Whilst it may have taken Jesse Lingard longer than expected to make the grade at Manchester United (yes he is as old as 25), now that he has, he looks set to be a key Red Devils player for years to come. A man for the big occasion, Lingard has scored in the FA Cup final and EFL Cup final in recent years, whilst his first England goal was the winner against the Netherlands in March. More of the same in Russia, please Jesse.
England lack attacking initiative in midfield, an issue that was worsened by Alex Oxlade-Chamberlain being ruled out the World Cup through injury. My only solution to this is to select his Liverpool teammate Adam Lallana, who has been limited to just 11 Premier League appearances this season due to his own injury problems. He is however usually a player to depend upon in a Three Lions shirt, so to see him fit for Russia would be a big boost.
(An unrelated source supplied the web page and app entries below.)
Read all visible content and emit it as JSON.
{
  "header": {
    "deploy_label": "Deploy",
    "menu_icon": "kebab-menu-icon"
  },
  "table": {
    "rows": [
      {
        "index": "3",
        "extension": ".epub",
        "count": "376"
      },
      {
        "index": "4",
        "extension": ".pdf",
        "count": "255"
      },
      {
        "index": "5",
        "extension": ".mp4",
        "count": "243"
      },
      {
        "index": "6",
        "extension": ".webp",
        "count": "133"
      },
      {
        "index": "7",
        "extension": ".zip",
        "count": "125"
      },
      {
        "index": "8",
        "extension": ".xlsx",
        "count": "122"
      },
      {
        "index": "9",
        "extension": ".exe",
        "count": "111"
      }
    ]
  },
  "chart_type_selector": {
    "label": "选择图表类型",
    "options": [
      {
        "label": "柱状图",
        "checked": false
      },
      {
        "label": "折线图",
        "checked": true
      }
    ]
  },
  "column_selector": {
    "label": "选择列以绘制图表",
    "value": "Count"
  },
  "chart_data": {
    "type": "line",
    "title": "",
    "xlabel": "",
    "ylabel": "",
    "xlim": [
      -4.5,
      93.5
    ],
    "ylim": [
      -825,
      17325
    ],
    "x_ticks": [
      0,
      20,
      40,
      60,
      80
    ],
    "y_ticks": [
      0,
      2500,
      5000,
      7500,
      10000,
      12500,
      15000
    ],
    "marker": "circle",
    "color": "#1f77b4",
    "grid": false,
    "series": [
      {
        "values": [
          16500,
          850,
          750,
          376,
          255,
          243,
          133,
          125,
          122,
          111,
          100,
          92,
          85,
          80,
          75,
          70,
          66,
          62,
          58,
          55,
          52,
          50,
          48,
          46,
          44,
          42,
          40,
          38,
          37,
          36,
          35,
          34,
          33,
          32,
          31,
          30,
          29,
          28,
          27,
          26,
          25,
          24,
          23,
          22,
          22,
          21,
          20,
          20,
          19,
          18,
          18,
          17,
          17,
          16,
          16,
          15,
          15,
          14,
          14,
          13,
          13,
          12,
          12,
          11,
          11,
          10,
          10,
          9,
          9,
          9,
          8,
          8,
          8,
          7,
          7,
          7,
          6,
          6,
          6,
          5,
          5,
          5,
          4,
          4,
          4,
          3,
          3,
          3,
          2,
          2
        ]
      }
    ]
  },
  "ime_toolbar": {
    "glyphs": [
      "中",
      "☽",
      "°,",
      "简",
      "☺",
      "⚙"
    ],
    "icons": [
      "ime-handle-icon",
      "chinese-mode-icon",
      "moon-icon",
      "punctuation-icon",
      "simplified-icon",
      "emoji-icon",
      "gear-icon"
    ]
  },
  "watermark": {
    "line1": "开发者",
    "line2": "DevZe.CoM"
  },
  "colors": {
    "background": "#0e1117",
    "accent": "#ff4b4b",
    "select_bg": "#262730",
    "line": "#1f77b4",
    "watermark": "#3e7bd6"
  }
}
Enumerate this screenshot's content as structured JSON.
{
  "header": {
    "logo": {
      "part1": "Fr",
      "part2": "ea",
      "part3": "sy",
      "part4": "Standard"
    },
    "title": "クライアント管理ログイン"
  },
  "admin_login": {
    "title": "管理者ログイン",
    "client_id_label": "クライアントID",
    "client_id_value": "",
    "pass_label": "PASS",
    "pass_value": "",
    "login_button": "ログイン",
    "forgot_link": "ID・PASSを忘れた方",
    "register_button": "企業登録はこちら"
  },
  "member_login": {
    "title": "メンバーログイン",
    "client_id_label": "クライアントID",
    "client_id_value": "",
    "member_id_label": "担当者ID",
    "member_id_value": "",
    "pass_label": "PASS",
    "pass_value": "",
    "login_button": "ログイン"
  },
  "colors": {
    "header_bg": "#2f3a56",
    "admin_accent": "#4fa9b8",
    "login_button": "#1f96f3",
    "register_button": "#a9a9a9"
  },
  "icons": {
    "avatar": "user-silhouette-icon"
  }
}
The man with the nation’s hopes on his shoulders. In 2017/18, Kane has netted more than 25 league goals for the third consecutive season, confirming himself as one of the world’s best strikers. After a hugely disappointing Euro 2016 performance, the World Cup provides the 24-year-old with an opportunity to showcase his talent on the biggest stage of all. Only Lionel Messi, Neymar, Antoine Griezmann and Cristiano Ronaldo are ahead of Kane in the golden boot odds.
It’s a good job that Harry Kane is, well, Harry Kane, because Jamie Vardy is England’s only other realistic number nine option for Russia. But he’s an excellent backup to have – the Leicester City man has 18 Premier League goals this season. Vardy is the perfect option to bring off the bench in the closing stages of games, with his pace likely to prove deadly against tiring defences.
It’s hard to believe that Raheem Sterling is only 23 years old considering how long he has lit up the Premier League for, and 2017/18 has undoubtedly been his best season yet. The winger’s tally of 18 league goals is more than he netted in his previous two Manchester City campaigns combined, whilst he also has 11 assists to his name. After showing his potential at the 2014 World Cup, Sterling underwhelmed massively at the Euros two years ago – this could now be the tournament where he really shines.
Marcus Rashford may have expressed his desire to be a number nine, but with Kane and Vardy ahead of him in that position and England likely to deploy just a lone striker this summer, the Manchester United man may have to settle for a role out a wide. Not that he isn’t comfortable there – the majority of Rashford’s 12 goals and 6 assists this season have come on the wing as he continues to show bags of potential at 20 years old.
My Starting XI